Federal Reserve Bank of San Francisco President John Williams, who has backed record stimulus, said he favors a slowing in bond buying later this year as the U.S. economy shows signs of picking up.
Chairman Ben S. Bernanke “laid out a timetable for our securities purchases, which includes reducing them later this year and ending them around the middle of next year, assuming our forecasts for the economy hold true,” Williams, who doesn’t vote on policy this year, said in Portland, Oregon. “I view Chairman Bernanke’s timetable to still be the best course forward.”
Treasury yields hit two-year highs on Aug. 22 amid speculation the Federal Open Market Committee this month will reduce its $85 billion in monthly bond buying. Policy makers are weighing when to begin tapering large-scale asset purchases known as quantitative easing, which they have pledged to maintain until the job market improves substantially.
“The unemployment rate and a number of other labor market indicators, such as payroll job gains, point to continued progress in the labor market,” Williams said to Portland community leaders. “Clearly, we are getting closer to meeting our test of substantial improvement in the labor market.”
Williams said the unemployment rate, which dropped to 7.4 in July from 10 percent in October 2009, has probably overstated progress in the labor market. Employers probably added 180,000 jobs last month and the jobless rate held at the more than four-year low of 7.4 percent, according to a Bloomberg survey of economists ahead of a government report on Sept. 6.
Even so, unemployment remains the single best “summary statistic” for the labor market and a decline in people participating in the labor force in recent years has been caused mostly by “structural factors,” such as retirement of the U.S. baby boomers, he said.
Inflation has been “running well below our target” of 2 percent, Williams said. While the San Francisco Fed official said he believed such a low level wouldn’t last, he said price levels will also influence the Fed’s bond buying program.
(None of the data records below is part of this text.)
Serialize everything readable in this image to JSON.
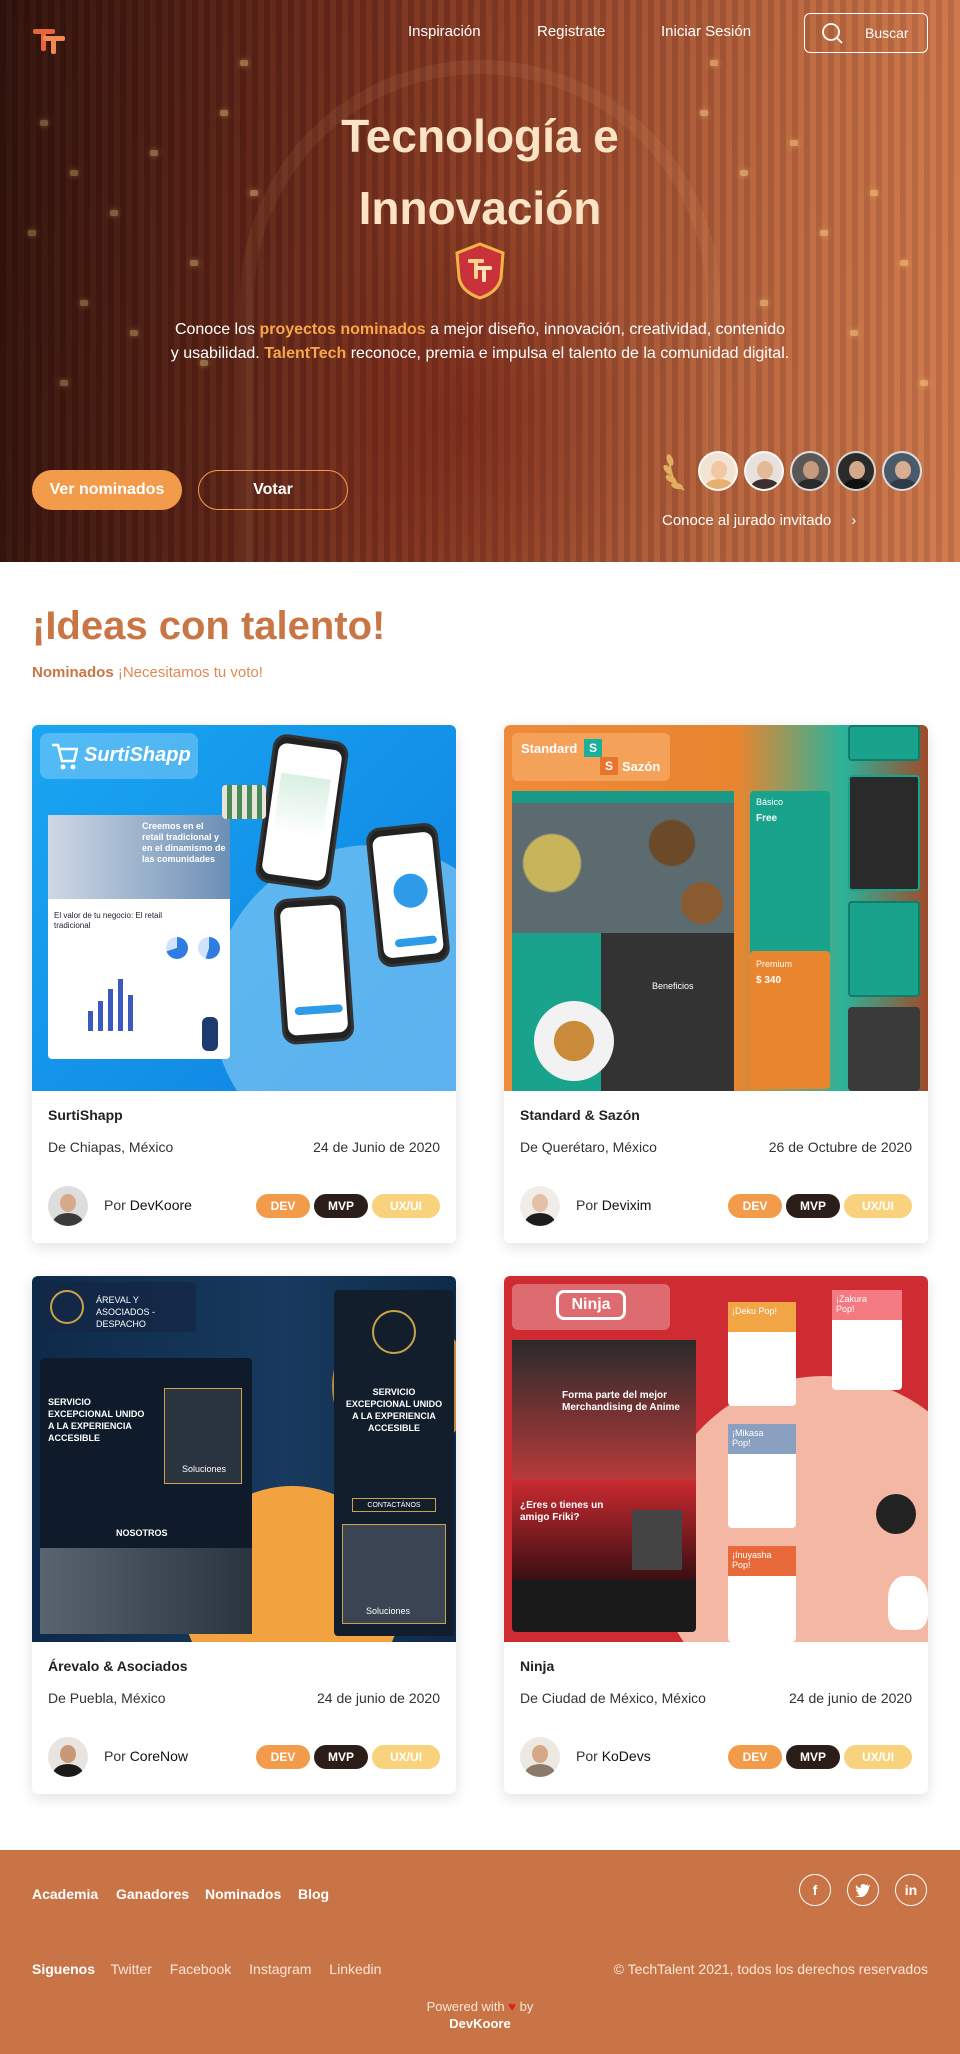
{
  "nav": {
    "links": [
      "Inspiración",
      "Registrate",
      "Iniciar Sesión"
    ],
    "search_label": "Buscar"
  },
  "hero": {
    "title_line1": "Tecnología e",
    "title_line2": "Innovación",
    "desc_pre": "Conoce los ",
    "desc_hl1": "proyectos  nominados",
    "desc_mid": " a mejor diseño, innovación, creatividad, contenido y usabilidad.  ",
    "desc_hl2": "TalentTech",
    "desc_post": " reconoce, premia e impulsa el talento de la comunidad digital.",
    "btn_nominados": "Ver nominados",
    "btn_votar": "Votar",
    "jury_link": "Conoce al jurado invitado"
  },
  "ideas": {
    "title": "¡Ideas con talento!",
    "sub_bold": "Nominados",
    "sub_rest": " ¡Necesitamos tu voto!"
  },
  "tags": {
    "dev": "DEV",
    "mvp": "MVP",
    "ux": "UX/UI"
  },
  "by_label": "Por",
  "cards": [
    {
      "title": "SurtiShapp",
      "location": "De Chiapas, México",
      "date": "24 de Junio de 2020",
      "author": "DevKoore",
      "img_brand": "SurtiShapp",
      "img_headline": "Creemos en el retail tradicional y en el dinamismo de las comunidades",
      "img_text": "El valor de tu negocio: El retail tradicional"
    },
    {
      "title": "Standard & Sazón",
      "location": "De Querétaro, México",
      "date": "26 de Octubre de 2020",
      "author": "Devixim",
      "img_brand_a": "Standard",
      "img_brand_b": "Sazón",
      "img_s": "S",
      "img_benefits": "Beneficios",
      "img_plan1": "Básico",
      "img_plan1_price": "Free",
      "img_plan2": "Premium",
      "img_plan2_price": "$ 340"
    },
    {
      "title": "Árevalo & Asociados",
      "location": "De Puebla, México",
      "date": "24 de junio de 2020",
      "author": "CoreNow",
      "img_brand": "ÁREVAL Y ASOCIADOS - DESPACHO",
      "img_headline": "SERVICIO EXCEPCIONAL UNIDO A LA EXPERIENCIA ACCESIBLE",
      "img_solutions": "Soluciones",
      "img_nosotros": "NOSOTROS",
      "img_cta": "CONTACTÁNOS"
    },
    {
      "title": "Ninja",
      "location": "De Ciudad de México, México",
      "date": "24 de junio de 2020",
      "author": "KoDevs",
      "img_brand": "Ninja",
      "img_headline": "Forma parte del mejor Merchandising de Anime",
      "img_q": "¿Eres o tienes un amigo Friki?",
      "img_pops": [
        "¡Deku Pop!",
        "¡Zakura Pop!",
        "¡Mikasa Pop!",
        "¡Inuyasha Pop!"
      ]
    }
  ],
  "footer": {
    "links": [
      "Academia",
      "Ganadores",
      "Nominados",
      "Blog"
    ],
    "social_icons": [
      "facebook-icon",
      "twitter-icon",
      "linkedin-icon"
    ],
    "follow_label": "Siguenos",
    "follow_links": [
      "Twitter",
      "Facebook",
      "Instagram",
      "Linkedin"
    ],
    "copyright": "© TechTalent 2021, todos los derechos reservados",
    "powered_pre": "Powered with",
    "powered_by": "by",
    "powered_name": "DevKoore"
  },
  "colors": {
    "accent": "#f29b4a",
    "brand": "#c97446",
    "dark": "#2b1d18",
    "ux": "#f8d27c"
  }
}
“Any adjustments to our purchases are likely to be part of a multistep gradual process, reflecting the pace of improvement in the economy,” he said.
Even after bond buying ends, interest rates will probably stay near zero until late 2015. “So monetary policy will continue to be extraordinarily stimulative for quite some time,” he said.
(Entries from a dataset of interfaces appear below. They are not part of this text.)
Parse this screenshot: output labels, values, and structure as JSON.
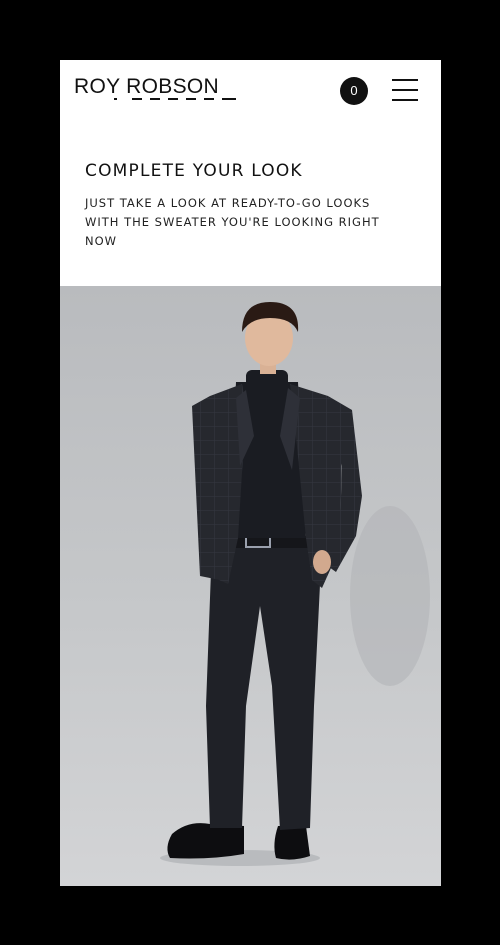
{
  "header": {
    "logo_text": "ROY ROBSON",
    "cart_count": "0",
    "menu_icon": "hamburger-menu-icon"
  },
  "section": {
    "title": "COMPLETE YOUR LOOK",
    "subtitle": "JUST TAKE A LOOK AT READY-TO-GO LOOKS WITH THE SWEATER YOU'RE LOOKING RIGHT NOW"
  },
  "colors": {
    "page_background": "#000000",
    "screen_background": "#ffffff",
    "text": "#111111",
    "photo_background": "#c6c8ca"
  }
}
The FOMC will probably vote at its Sept. 17-18 meeting to taper the unprecedented stimulus program, according to 65 percent of economists surveyed by Bloomberg Aug. 9-13. The first step may be to taper monthly purchases by $10 billion to a $75 billion pace, according to the median estimate in the survey of 48 economists. They said buying will probably end by mid-2014.
Williams said he expects U.S. growth of about 2 percent this year, accelerating to 3 percent in 2014.
“I’ve been encouraged by the greater optimism I’m hearing from a broad range of business contacts -- people in everything from tourism to commercial real estate -- not just the pockets of strength we’ve seen in the past year or so,” Williams said. “All in all, the private side of the economy has been forging ahead with considerable momentum,” though government spending continues to slow growth.
Reports since the July 30-31 gathering, where the FOMC said that downside risks to the economy have diminished, have suggested the U.S. economy has continued to make gains. Manufacturing expanded in August at the fastest pace in more than two years, the Institute for Supply Management’s factory index showed yesterday.
The district bank chief said in April, May and early June that the central bank could begin reducing the pace of its monthly asset purchases as early as “this summer” if the economy continued to improve. He was an early backer of the Fed’s open-ended approach to quantitative easing, in which the officials would announce neither an ultimate amount of assets they intend to buy nor an end date for the purchases.
Williams, 51, has worked in the Fed system since 1994. He was the reserve bank’s research director before succeeding Janet Yellen as president in 2011, when she became the board’s vice chairman.